As we see obesity skyrocket in humans we also are seeing it in our pets. Over 50% of pets are overweight and this is mainly because they are being overfed with food and/or treats and not enough physical activity. Overfeeding puts an unnecessary strain on your pet's health and your wallet. Assess your pet-how would you classify your pet: underweight, ideal, overweight, or obese? If you feel your pet is overweight or obese the time to take action is now. Similar to humans this extra weight causes chronic strain on their bodies and it will be harder for them to lose this weight later in life. We are seeing more and more owners and their pets trying to lose weight together as a team so they can both be around to enjoy each other as long as possible. Make a plan to help your pet get healthier today because it is truly you who is in charge of how healthy your pet is. You control their food intake and the amount of exercise they get. Bring your pet into the office for a starting weight and then get moving…
Feed only specified food, specified amounts, and specified treats. Yes, that means no special treats or table scraps. Overeating is common in pets today because of the high palatability of grocery and other pet foods.
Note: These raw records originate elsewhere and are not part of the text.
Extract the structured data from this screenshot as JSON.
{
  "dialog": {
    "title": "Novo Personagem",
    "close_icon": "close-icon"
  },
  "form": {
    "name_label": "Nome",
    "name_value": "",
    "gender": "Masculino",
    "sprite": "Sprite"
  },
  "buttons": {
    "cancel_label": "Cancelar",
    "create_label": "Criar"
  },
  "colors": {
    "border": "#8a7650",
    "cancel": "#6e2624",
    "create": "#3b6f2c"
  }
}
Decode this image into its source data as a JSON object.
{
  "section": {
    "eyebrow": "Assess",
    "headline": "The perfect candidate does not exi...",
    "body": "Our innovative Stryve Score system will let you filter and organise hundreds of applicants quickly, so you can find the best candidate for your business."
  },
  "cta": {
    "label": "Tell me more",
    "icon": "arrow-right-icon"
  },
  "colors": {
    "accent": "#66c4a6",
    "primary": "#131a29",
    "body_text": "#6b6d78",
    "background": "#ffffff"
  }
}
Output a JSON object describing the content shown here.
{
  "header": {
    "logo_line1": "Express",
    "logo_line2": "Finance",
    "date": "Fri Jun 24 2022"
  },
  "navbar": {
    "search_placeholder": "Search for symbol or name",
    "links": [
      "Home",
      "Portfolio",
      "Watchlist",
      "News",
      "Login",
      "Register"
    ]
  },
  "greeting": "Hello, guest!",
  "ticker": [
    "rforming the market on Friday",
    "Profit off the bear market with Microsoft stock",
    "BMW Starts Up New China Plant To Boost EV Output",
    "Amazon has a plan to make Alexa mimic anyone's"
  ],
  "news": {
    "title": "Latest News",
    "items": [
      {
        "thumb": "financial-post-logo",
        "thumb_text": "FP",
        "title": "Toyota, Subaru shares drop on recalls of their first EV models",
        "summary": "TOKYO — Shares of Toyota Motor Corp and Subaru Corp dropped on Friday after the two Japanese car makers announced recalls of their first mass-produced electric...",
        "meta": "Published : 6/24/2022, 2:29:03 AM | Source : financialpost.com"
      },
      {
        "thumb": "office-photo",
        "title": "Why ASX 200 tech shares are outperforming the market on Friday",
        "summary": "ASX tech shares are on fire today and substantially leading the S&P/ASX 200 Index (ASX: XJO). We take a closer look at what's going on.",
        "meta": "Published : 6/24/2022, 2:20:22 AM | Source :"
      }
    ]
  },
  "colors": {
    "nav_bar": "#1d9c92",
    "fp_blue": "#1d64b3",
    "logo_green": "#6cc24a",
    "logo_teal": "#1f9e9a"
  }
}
Ad-lib or "free choice" feeding may contribute to increased food intake and obesity. Adding treats and people food also contribute to increased calorie intake. Your attitude towards feeding may need to be addressed during this time. Be sure that you and the rest of the family understand that your pet's weight reduction program is an absolute necessity. Feed only the recommended measured amounts to avoid overeating. Remember feeding ½ in AM and ½ in PM is better than once a day or free choice. We sometimes feed our pets treats to show them how much we love them. But you can show this love in other ways: a head rub, a body massage, a nice long walk, or a good game of fetch is just as enjoyable for humans and animals.
Feel free to come into the clinic at any time to weigh your pet for free!! We want our patients to be as healthy as they can be to live long, happy lives. The best way to evaluate an animal's body condition is by looking and feeling, once a week if possible. There should be a chart in this package to aid you in determining your pet's body condition.
Did you know that 2 lbs of extra fat on a 10 lb cat, or 4 lbs of extra fat on a 20 lb dog is approximately equivalent to 30 lbs of extra fat on a 150 lb human?
If left untreated, obesity can lead to:
Joint or locomotion problems:
Extra pounds put added stress on joints, bones, ligaments and muscles. Conditions such as arthritis, hip dysplasia, disk disease, and ligament ruptures (cruciate) may be caused or aggravated by obesity.
Heart and respiratory diseases:
Extra body tissue means their heart and lungs have to work harder to provide adequate oxygen and circulation. Extra fat in the chest cavity and around the heart muscle decrease the efficiency of the heart and lungs.
Just like in people, diabetes is much more common in obese animals. Also hypothyroidism is more prevalent in obese animals.
Liver function often declines as a result of too much fat getting into the liver. Obese cats sometimes stop eating due to a potentially fatal condition called hepatic lipidosis.
The insulating properties of fat make obese animals more prone to develop heat stroke.
Rolls of skin built up by fat deposits often rub against each other and cause chronic skin infections, especially in the anal and valvular regions. Obese cats cannot reach many parts of their body when grooming.
Obese animals have impaired function of their gastrointestinal tracts so are more likely to have constipation and flatulence. Pancreatitis, a disease that causes severe abdominal pain and vomiting, is much more common in obese dogs.
Daily walking, running, playing fetch, or other games. Swimming can also provide great exercise. Remember that human attention encourages more activity. Your attention and talking to your dog while exercising can help maintain enthusiasm. Walking or jogging on the beach is a great form of exercise. But keep in mind it is very strenuous, and your dog can tire easily. Start your dog on short walks each day to get it accustomed to the sand. If your dog begins to pant too rapidly, STOP exercising. Dogs can suffer from heat stroke so be sure your dog is not overexerting itself and always be sure to have water available. Be careful of hot sand and pavement on your dog's sensitive pads. For cats spend just a few more minutes with a "cat dancer' or rolling a ball up and down the stairs.
Weigh your pet and record weight.
Weigh your pet and record weight.
- If your pet lost weight then Congratulations and continue with what you are doing.
- If your pet maintained or gained weight, then reduce feedings by 10 - 15%.
Every 4-6 weeks thereafter
Weigh your pet and record weight- adjust according to weight loss
All of our foods we carry have a 100% satisfaction guarantee. If your pet or you don't like it just bring the unused portion back and we will refund your money.